Exercise requirements:
Could the whole of the data below be written out verbatim?

Page and application data records
————
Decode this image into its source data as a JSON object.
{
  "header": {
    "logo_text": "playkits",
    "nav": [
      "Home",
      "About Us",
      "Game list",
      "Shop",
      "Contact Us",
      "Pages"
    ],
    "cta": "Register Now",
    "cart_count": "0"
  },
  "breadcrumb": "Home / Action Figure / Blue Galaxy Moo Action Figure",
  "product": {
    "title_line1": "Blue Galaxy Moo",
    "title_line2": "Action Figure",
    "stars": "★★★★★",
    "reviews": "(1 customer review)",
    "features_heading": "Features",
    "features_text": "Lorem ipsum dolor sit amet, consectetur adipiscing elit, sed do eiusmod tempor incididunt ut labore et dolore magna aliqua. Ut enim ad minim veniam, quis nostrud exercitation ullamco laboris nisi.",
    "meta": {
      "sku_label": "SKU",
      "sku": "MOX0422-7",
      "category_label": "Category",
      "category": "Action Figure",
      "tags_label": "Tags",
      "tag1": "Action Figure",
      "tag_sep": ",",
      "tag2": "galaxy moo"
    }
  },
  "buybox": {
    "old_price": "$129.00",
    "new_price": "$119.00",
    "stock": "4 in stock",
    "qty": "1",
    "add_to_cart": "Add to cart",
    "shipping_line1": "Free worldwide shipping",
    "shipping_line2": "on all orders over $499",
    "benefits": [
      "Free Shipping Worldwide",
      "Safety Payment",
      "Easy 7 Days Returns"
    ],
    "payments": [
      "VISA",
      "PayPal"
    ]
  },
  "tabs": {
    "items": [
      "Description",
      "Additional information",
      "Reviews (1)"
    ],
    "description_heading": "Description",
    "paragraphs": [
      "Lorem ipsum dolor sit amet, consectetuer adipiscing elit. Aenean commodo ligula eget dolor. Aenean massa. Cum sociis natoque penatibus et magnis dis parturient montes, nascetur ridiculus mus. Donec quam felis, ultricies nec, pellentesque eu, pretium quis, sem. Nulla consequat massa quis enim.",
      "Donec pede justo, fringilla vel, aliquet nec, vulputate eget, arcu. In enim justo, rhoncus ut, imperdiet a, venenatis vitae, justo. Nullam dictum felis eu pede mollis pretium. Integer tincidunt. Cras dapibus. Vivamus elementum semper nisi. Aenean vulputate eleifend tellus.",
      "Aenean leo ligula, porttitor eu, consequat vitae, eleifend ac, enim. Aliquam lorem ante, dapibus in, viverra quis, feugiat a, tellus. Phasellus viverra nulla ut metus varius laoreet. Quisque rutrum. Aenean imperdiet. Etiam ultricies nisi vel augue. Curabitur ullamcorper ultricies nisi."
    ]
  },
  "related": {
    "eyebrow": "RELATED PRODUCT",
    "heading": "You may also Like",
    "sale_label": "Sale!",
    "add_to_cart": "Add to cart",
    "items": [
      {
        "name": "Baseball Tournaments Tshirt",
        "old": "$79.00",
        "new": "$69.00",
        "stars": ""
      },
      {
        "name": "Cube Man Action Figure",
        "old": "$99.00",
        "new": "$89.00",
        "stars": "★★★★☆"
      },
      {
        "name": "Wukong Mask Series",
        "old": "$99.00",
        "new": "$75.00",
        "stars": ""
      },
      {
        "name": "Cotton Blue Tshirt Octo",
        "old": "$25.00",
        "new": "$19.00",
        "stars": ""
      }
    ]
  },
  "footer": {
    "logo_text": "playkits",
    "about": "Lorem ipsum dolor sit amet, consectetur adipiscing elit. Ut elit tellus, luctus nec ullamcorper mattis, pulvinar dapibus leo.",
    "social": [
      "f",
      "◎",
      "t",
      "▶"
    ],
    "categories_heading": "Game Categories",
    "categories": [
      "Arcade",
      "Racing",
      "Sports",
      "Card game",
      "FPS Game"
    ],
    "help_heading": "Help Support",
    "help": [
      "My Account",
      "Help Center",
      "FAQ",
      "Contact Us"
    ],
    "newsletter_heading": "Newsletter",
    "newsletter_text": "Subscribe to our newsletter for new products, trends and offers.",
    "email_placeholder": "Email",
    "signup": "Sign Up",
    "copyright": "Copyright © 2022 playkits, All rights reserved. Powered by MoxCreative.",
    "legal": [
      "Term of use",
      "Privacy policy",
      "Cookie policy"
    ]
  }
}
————
Answer for this exercise:
Decode this image into its source data as a JSON object.
{
  "header": {
    "logo_text": "playkits",
    "nav": [
      "Home",
      "About Us",
      "Game list",
      "Shop",
      "Contact Us",
      "Pages"
    ],
    "cta": "Register Now",
    "cart_count": "0"
  },
  "breadcrumb": "Home / Action Figure / Blue Galaxy Moo Action Figure",
  "product": {
    "title_line1": "Blue Galaxy Moo",
    "title_line2": "Action Figure",
    "stars": "★★★★★",
    "reviews": "(1 customer review)",
    "features_heading": "Features",
    "features_text": "Lorem ipsum dolor sit amet, consectetur adipiscing elit, sed do eiusmod tempor incididunt ut labore et dolore magna aliqua. Ut enim ad minim veniam, quis nostrud exercitation ullamco laboris nisi.",
    "meta": {
      "sku_label": "SKU",
      "sku": "MOX0422-7",
      "category_label": "Category",
      "category": "Action Figure",
      "tags_label": "Tags",
      "tag1": "Action Figure",
      "tag_sep": ",",
      "tag2": "galaxy moo"
    }
  },
  "buybox": {
    "old_price": "$129.00",
    "new_price": "$119.00",
    "stock": "4 in stock",
    "qty": "1",
    "add_to_cart": "Add to cart",
    "shipping_line1": "Free worldwide shipping",
    "shipping_line2": "on all orders over $499",
    "benefits": [
      "Free Shipping Worldwide",
      "Safety Payment",
      "Easy 7 Days Returns"
    ],
    "payments": [
      "VISA",
      "PayPal"
    ]
  },
  "tabs": {
    "items": [
      "Description",
      "Additional information",
      "Reviews (1)"
    ],
    "description_heading": "Description",
    "paragraphs": [
      "Lorem ipsum dolor sit amet, consectetuer adipiscing elit. Aenean commodo ligula eget dolor. Aenean massa. Cum sociis natoque penatibus et magnis dis parturient montes, nascetur ridiculus mus. Donec quam felis, ultricies nec, pellentesque eu, pretium quis, sem. Nulla consequat massa quis enim.",
      "Donec pede justo, fringilla vel, aliquet nec, vulputate eget, arcu. In enim justo, rhoncus ut, imperdiet a, venenatis vitae, justo. Nullam dictum felis eu pede mollis pretium. Integer tincidunt. Cras dapibus. Vivamus elementum semper nisi. Aenean vulputate eleifend tellus.",
      "Aenean leo ligula, porttitor eu, consequat vitae, eleifend ac, enim. Aliquam lorem ante, dapibus in, viverra quis, feugiat a, tellus. Phasellus viverra nulla ut metus varius laoreet. Quisque rutrum. Aenean imperdiet. Etiam ultricies nisi vel augue. Curabitur ullamcorper ultricies nisi."
    ]
  },
  "related": {
    "eyebrow": "RELATED PRODUCT",
    "heading": "You may also Like",
    "sale_label": "Sale!",
    "add_to_cart": "Add to cart",
    "items": [
      {
        "name": "Baseball Tournaments Tshirt",
        "old": "$79.00",
        "new": "$69.00",
        "stars": ""
      },
      {
        "name": "Cube Man Action Figure",
        "old": "$99.00",
        "new": "$89.00",
        "stars": "★★★★☆"
      },
      {
        "name": "Wukong Mask Series",
        "old": "$99.00",
        "new": "$75.00",
        "stars": ""
      },
      {
        "name": "Cotton Blue Tshirt Octo",
        "old": "$25.00",
        "new": "$19.00",
        "stars": ""
      }
    ]
  },
  "footer": {
    "logo_text": "playkits",
    "about": "Lorem ipsum dolor sit amet, consectetur adipiscing elit. Ut elit tellus, luctus nec ullamcorper mattis, pulvinar dapibus leo.",
    "social": [
      "f",
      "◎",
      "t",
      "▶"
    ],
    "categories_heading": "Game Categories",
    "categories": [
      "Arcade",
      "Racing",
      "Sports",
      "Card game",
      "FPS Game"
    ],
    "help_heading": "Help Support",
    "help": [
      "My Account",
      "Help Center",
      "FAQ",
      "Contact Us"
    ],
    "newsletter_heading": "Newsletter",
    "newsletter_text": "Subscribe to our newsletter for new products, trends and offers.",
    "email_placeholder": "Email",
    "signup": "Sign Up",
    "copyright": "Copyright © 2022 playkits, All rights reserved. Powered by MoxCreative.",
    "legal": [
      "Term of use",
      "Privacy policy",
      "Cookie policy"
    ]
  }
}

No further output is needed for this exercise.